The next morning, a vivid yellow-orange sun rose to greet the wearied travelers, dispelling their darkest clouds. They survived the night. They lived to see another day. The tired captain sat himself to the side for a moment, with a gleam in his eyes. He was proud of his sailors and the fight they had put up to attain their goal. They were going to make it.
Like a son who loyally follows his father’s guidance, like the sheep who hears the beckoning voice of a shepherd, like a sailor who knows the voice of his commanding office and is faithful to his decrees, the one who desires to cultivate true virtue must have a heart open to the voice of truth. We must be rooted in a fundamental openness to the truth of what is required of us in each moment. The intrinsic worth and splendor of the good, of the valuable, should illumine our hearts and minds, giving us the fortitude to live up to the demands of the most difficult situations.
There are a multitude of examples from our daily life. The career man who is suddenly laid off must not despair. He must adapt, perhaps taking a different job in order to support his family. Or when a friendship is tried by a difficult time, one must respond to the dignity of the other, forgiving them and asking for forgiveness. Or consider: the wife whose husband has come under some deathly illness must be a light of confidence and hope for her children in the darkness of uncertainty. These challenges may seem overwhelming in the moment, like an immense wave that is going to crush us, but with the help of our loved ones and with a heart that firmly believes in the truth of love, we can make it through.
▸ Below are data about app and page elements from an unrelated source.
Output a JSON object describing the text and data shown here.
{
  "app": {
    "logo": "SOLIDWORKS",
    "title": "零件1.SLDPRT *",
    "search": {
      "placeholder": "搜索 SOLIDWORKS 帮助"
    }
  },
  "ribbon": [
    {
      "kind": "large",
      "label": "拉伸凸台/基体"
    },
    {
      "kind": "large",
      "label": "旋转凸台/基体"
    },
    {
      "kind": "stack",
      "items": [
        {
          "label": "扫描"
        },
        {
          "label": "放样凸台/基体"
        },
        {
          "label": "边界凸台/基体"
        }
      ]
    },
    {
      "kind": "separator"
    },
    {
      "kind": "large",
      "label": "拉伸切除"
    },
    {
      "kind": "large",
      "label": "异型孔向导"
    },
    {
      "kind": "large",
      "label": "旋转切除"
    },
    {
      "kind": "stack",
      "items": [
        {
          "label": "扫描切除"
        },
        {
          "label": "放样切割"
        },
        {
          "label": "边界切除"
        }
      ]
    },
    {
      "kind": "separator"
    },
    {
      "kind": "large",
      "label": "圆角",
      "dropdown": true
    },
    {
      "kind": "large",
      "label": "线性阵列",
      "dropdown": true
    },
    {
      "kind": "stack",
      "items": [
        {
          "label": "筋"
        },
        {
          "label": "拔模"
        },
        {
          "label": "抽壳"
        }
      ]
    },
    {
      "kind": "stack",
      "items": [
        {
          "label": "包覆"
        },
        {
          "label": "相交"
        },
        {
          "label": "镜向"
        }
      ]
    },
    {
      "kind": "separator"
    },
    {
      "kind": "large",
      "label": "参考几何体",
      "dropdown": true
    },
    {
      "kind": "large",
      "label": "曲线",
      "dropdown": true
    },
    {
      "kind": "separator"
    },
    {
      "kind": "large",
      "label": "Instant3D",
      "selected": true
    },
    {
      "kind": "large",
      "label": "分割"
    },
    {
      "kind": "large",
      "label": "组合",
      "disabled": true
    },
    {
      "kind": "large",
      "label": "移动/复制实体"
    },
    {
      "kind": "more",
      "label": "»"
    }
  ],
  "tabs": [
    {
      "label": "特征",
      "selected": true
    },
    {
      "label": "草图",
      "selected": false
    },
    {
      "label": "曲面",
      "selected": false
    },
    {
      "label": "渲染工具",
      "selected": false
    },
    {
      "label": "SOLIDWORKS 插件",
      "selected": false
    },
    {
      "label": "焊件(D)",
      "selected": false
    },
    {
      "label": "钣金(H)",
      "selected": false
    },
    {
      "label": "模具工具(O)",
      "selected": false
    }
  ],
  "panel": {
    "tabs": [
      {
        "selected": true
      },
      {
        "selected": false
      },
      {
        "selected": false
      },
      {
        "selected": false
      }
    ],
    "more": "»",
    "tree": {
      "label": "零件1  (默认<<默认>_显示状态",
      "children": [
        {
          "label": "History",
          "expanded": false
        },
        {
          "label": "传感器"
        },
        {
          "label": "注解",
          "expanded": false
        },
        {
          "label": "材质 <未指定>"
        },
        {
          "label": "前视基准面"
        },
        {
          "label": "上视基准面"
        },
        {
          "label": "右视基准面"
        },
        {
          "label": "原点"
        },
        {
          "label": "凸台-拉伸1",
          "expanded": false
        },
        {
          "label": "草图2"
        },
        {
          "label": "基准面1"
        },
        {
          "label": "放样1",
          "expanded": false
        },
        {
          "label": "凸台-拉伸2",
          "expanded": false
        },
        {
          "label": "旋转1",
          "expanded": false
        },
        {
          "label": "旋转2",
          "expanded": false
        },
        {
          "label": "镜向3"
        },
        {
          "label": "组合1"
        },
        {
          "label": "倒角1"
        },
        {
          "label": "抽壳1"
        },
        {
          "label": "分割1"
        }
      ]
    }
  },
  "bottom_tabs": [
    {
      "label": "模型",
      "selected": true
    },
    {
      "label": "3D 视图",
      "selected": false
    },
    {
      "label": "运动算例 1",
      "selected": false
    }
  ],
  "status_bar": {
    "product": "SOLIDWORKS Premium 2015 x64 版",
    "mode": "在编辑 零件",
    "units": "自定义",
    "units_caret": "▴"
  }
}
Dietrich von Hildebrand, Transformation in Christ (San Francisco, Ignatius Press: 2001). Cf. "Chapter 1: Readiness to Change". Image 1: Un Clipper. by James E. Butterworth (1817-1894). 1859-1860. (source) Image 2: "Sonnenuntergang 01" by Ec-hasslau.de (source) Image 3: The Gust. by Willem van de Velde the Younger (1633-1707). c. 1680. Rijksmuseum, Amsterdam. (source)